## Exercise
Each line in the records below that has the word "Grupo" should be copied.

*** Opening of Entries supplied ***

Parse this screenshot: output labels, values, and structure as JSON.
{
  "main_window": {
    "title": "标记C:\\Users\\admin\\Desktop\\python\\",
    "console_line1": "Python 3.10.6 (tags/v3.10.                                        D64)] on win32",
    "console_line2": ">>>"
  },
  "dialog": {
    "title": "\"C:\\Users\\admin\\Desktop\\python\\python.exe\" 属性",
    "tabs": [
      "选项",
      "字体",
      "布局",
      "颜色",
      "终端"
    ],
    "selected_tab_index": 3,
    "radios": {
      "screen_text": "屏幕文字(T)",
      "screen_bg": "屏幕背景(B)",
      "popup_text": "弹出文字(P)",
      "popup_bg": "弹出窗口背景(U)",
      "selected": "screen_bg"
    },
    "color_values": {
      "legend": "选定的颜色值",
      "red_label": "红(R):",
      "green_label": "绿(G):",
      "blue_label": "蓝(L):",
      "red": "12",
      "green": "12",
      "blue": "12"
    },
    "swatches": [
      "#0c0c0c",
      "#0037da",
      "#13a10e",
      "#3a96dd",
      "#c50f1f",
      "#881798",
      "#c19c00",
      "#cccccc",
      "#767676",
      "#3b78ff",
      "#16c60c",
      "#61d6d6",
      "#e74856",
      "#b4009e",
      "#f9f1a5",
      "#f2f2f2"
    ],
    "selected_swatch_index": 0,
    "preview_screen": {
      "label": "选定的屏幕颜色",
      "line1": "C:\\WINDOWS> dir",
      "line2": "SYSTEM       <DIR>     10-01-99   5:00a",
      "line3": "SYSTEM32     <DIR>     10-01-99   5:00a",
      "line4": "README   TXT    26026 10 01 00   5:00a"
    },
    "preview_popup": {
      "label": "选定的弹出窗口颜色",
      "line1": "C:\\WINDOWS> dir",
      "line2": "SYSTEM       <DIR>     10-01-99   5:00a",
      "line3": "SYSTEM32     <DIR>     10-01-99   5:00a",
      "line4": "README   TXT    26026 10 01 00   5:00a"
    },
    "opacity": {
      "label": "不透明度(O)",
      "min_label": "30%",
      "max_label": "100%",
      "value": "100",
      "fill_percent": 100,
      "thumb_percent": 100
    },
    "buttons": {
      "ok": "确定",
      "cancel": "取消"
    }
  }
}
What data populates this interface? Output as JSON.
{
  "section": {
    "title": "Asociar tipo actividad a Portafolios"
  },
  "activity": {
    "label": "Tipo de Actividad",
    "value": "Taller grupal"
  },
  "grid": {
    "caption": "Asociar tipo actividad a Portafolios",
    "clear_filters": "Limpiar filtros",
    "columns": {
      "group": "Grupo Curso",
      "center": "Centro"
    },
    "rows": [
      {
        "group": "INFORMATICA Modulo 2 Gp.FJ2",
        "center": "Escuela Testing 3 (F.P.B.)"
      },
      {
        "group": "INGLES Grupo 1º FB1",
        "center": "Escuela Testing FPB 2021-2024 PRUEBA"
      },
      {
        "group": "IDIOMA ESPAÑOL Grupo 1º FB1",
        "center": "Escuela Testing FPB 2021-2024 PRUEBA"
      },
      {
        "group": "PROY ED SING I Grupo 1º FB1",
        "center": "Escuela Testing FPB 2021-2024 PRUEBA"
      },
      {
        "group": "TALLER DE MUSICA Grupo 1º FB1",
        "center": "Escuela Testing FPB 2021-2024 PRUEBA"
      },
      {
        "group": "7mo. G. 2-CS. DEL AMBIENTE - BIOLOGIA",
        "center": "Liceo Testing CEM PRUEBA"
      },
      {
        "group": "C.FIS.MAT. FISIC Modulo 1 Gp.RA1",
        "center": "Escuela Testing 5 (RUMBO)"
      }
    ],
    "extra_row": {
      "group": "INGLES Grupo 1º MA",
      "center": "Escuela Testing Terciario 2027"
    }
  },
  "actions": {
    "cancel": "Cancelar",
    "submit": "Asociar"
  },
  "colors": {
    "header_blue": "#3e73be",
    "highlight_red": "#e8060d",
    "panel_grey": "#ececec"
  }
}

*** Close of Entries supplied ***

## Task response
      "group": "Grupo Curso",
        "group": "INGLES Grupo 1º FB1",
        "group": "IDIOMA ESPAÑOL Grupo 1º FB1",
        "group": "PROY ED SING I Grupo 1º FB1",
        "group": "TALLER DE MUSICA Grupo 1º FB1",
      "group": "INGLES Grupo 1º MA",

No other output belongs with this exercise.